I've been in the application-development business for a long time. Seven years ago, I had my trusty AS/400 "toolbox" containing the tried-and-true tools for developing any type of business application. All I needed was RPG, CL, DB/400, and a few display files, and I was off and running. Then we moved to a LAN environment and were faced with new challenges. So we learned NetWare, FoxPro, Visual Basic, and Microsoft Office. We gave up some scalability to build flexible, good-looking applications. But what if I want flexibility, a GUI, and scalability?

Let's face it client/server is the technology for mid- to high-level application development It promises flexibility and scalability. Many of you already have several client/server applications in production. The question isn't whether to do client/server but how to do it

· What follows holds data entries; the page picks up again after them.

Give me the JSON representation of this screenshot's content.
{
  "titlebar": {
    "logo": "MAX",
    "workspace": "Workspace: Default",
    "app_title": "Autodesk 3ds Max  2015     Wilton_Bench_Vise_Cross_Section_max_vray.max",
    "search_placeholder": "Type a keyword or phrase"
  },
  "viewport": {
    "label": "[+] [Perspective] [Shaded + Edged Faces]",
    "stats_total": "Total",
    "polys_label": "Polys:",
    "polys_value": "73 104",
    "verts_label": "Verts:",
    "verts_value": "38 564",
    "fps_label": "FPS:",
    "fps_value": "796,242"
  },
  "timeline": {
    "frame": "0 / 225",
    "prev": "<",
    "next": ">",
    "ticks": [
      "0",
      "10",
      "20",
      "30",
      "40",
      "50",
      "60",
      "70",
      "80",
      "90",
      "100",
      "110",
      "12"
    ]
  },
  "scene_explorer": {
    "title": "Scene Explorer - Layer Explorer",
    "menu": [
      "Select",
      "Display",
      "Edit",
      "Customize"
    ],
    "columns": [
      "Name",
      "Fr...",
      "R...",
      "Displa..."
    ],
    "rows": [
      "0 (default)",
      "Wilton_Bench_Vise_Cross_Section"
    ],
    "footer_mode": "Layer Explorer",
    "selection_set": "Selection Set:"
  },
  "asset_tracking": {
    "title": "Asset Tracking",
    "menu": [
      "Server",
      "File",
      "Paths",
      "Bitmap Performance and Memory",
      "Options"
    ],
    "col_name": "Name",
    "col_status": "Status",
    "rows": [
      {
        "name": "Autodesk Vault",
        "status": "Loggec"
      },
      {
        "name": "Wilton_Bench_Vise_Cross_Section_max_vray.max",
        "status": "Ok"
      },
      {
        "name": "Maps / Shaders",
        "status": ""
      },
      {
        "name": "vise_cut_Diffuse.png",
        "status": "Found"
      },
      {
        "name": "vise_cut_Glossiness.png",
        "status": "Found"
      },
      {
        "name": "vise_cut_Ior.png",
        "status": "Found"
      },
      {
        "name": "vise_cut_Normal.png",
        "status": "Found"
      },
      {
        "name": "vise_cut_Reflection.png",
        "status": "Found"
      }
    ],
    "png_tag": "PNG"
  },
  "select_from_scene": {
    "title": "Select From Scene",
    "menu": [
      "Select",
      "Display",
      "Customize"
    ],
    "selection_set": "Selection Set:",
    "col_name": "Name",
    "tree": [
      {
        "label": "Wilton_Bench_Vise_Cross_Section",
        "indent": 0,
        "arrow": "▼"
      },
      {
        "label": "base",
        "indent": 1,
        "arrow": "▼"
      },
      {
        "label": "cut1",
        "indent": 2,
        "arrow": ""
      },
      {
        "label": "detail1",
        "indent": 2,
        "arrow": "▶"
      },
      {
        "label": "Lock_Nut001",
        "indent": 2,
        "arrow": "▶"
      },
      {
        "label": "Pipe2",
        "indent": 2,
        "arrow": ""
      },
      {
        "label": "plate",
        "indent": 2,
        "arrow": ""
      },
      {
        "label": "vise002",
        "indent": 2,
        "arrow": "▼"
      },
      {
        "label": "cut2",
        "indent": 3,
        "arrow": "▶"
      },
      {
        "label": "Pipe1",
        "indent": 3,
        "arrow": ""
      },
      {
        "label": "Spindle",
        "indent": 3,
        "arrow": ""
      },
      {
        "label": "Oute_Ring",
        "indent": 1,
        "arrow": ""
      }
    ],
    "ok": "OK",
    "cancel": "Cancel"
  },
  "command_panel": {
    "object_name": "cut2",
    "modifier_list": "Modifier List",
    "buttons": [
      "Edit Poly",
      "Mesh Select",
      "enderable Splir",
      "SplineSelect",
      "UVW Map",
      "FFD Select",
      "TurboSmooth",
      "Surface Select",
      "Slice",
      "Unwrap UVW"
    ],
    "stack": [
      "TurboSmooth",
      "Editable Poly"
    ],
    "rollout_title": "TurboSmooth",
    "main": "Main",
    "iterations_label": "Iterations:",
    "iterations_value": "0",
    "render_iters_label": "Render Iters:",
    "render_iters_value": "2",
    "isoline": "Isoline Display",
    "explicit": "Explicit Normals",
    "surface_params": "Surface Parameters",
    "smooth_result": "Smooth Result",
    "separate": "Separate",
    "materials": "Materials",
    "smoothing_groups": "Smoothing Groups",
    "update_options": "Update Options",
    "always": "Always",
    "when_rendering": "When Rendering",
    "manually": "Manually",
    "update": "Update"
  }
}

The first thing you'll need to get is a bigger toolbox. We can't rely on one language or methodology to get the job done anymore. Ifs going to take a lot of pieces to make it happen. On the positive side, the hardware and software available on Windows NT to develop client/server applications are impressive. Today, almost all development languages and database servers run natively on NT. But what's really compelling is the next wave of application-development tools. Open your toolbox and throw in telephony (TAPI), messaging (NIAPD, speech (SAPD, cryptography (CAPI), security, object-oriented programming, Web development OLE, wireless computing, distributed objects, scaleable hardware, multimedia, and more. All this technology will be available-in some cases exclusively-on Windows NT.

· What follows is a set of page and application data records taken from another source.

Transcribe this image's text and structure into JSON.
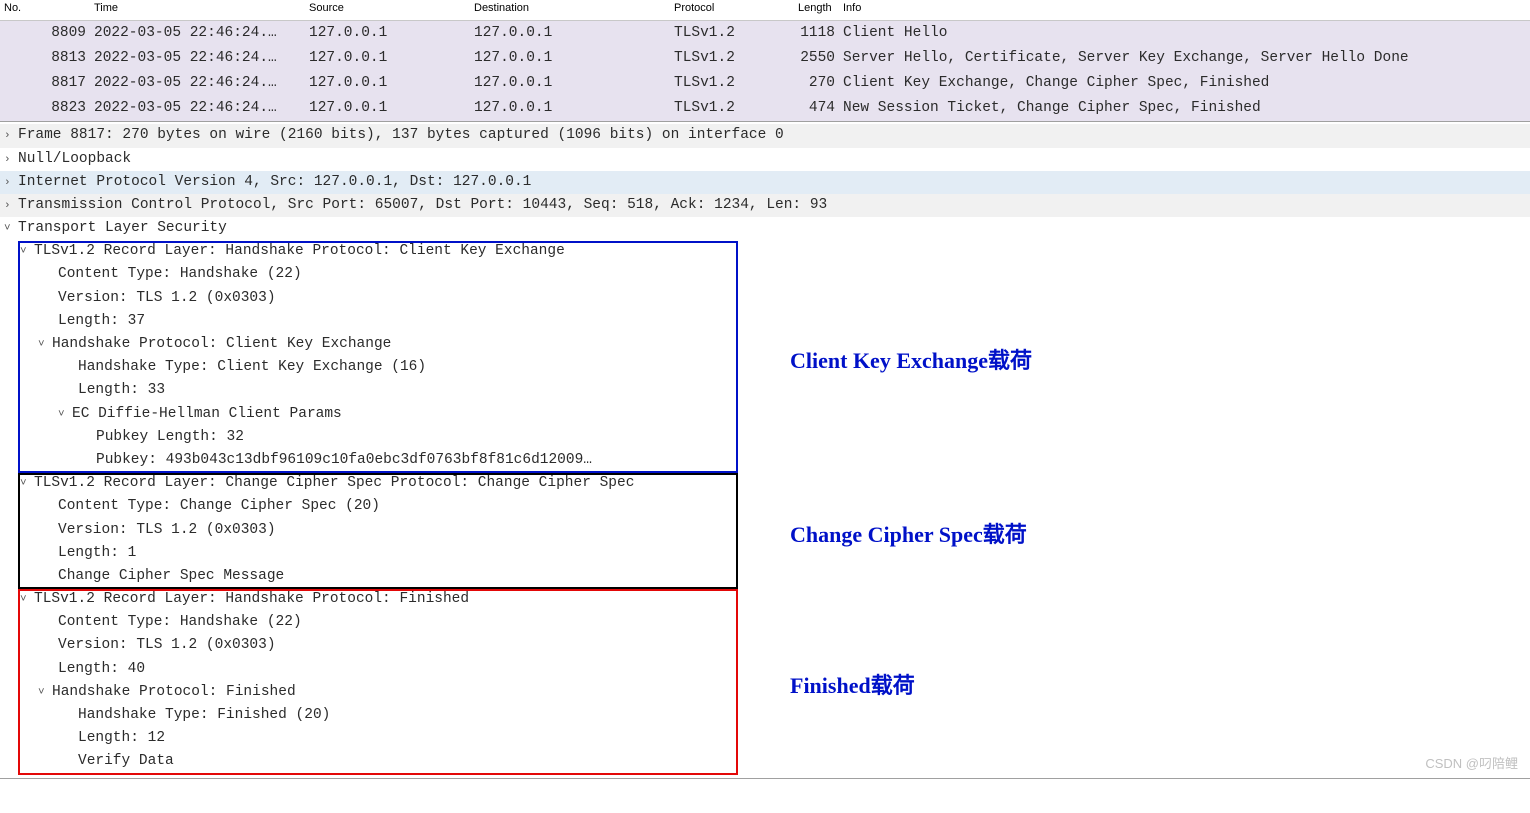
{
  "columns": {
    "no": "No.",
    "time": "Time",
    "source": "Source",
    "destination": "Destination",
    "protocol": "Protocol",
    "length": "Length",
    "info": "Info"
  },
  "packets": [
    {
      "no": "8809",
      "time": "2022-03-05 22:46:24.…",
      "src": "127.0.0.1",
      "dst": "127.0.0.1",
      "proto": "TLSv1.2",
      "len": "1118",
      "info": "Client Hello",
      "cls": "row-tls"
    },
    {
      "no": "8813",
      "time": "2022-03-05 22:46:24.…",
      "src": "127.0.0.1",
      "dst": "127.0.0.1",
      "proto": "TLSv1.2",
      "len": "2550",
      "info": "Server Hello, Certificate, Server Key Exchange, Server Hello Done",
      "cls": "row-tls"
    },
    {
      "no": "8817",
      "time": "2022-03-05 22:46:24.…",
      "src": "127.0.0.1",
      "dst": "127.0.0.1",
      "proto": "TLSv1.2",
      "len": "270",
      "info": "Client Key Exchange, Change Cipher Spec, Finished",
      "cls": "row-tls"
    },
    {
      "no": "8823",
      "time": "2022-03-05 22:46:24.…",
      "src": "127.0.0.1",
      "dst": "127.0.0.1",
      "proto": "TLSv1.2",
      "len": "474",
      "info": "New Session Ticket, Change Cipher Spec, Finished",
      "cls": "row-tls"
    }
  ],
  "details": {
    "frame": "Frame 8817: 270 bytes on wire (2160 bits), 137 bytes captured (1096 bits) on interface 0",
    "nullloop": "Null/Loopback",
    "ip": "Internet Protocol Version 4, Src: 127.0.0.1, Dst: 127.0.0.1",
    "tcp": "Transmission Control Protocol, Src Port: 65007, Dst Port: 10443, Seq: 518, Ack: 1234, Len: 93",
    "tls": "Transport Layer Security",
    "rec1": {
      "title": "TLSv1.2 Record Layer: Handshake Protocol: Client Key Exchange",
      "ctype": "Content Type: Handshake (22)",
      "version": "Version: TLS 1.2 (0x0303)",
      "length": "Length: 37",
      "hs_title": "Handshake Protocol: Client Key Exchange",
      "hs_type": "Handshake Type: Client Key Exchange (16)",
      "hs_len": "Length: 33",
      "ecdh_title": "EC Diffie-Hellman Client Params",
      "pubkey_len": "Pubkey Length: 32",
      "pubkey": "Pubkey: 493b043c13dbf96109c10fa0ebc3df0763bf8f81c6d12009…"
    },
    "rec2": {
      "title": "TLSv1.2 Record Layer: Change Cipher Spec Protocol: Change Cipher Spec",
      "ctype": "Content Type: Change Cipher Spec (20)",
      "version": "Version: TLS 1.2 (0x0303)",
      "length": "Length: 1",
      "msg": "Change Cipher Spec Message"
    },
    "rec3": {
      "title": "TLSv1.2 Record Layer: Handshake Protocol: Finished",
      "ctype": "Content Type: Handshake (22)",
      "version": "Version: TLS 1.2 (0x0303)",
      "length": "Length: 40",
      "hs_title": "Handshake Protocol: Finished",
      "hs_type": "Handshake Type: Finished (20)",
      "hs_len": "Length: 12",
      "verify": "Verify Data"
    }
  },
  "annotations": {
    "label1": "Client Key Exchange载荷",
    "label2": "Change Cipher Spec载荷",
    "label3": "Finished载荷"
  },
  "watermark": "CSDN @叼陪鲤"
}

One of the benefits of working for a magazine is that we get to review all the new software tools available for NT Our MIS department is right next to the Windows NT Magazine Lab, and the MIS staff is always inventing excuses to check out the new stuff we've received. Currently, we're working together on a Web-based NT Products & Services Directory. We're using a new Web development tool, Cold Fusion, to dynamically build the directory from data stored in Microsoft SQL Server on an NEC MIPS server. You can check out our progress on our Web site at http://www.winntmag.com.

Our lab has also spoiled us with the hardware "tools" available for Windows NT. Several years ago, we had to add more NetWare servers to "scale" our applications. Now we're running multi-CPU Pentium, Alpha, MIPS, and PowerPC machines that can scale beyond most minicomputers today. Instead of bumping up against the edge of performance, we can plan our growth based on existing server technology. Currently, we're working with four-CPU servers. But vendors, such as Tricord and Intergraph, have announced six- to eight-CPU P6 systems, and AT&T has announced that its WorldMark systems will support Windows NT with up to 16 CPUs!

It's exciting to be involved with an operating-system platform that both works today and doesn't lock you out of future tools and technology.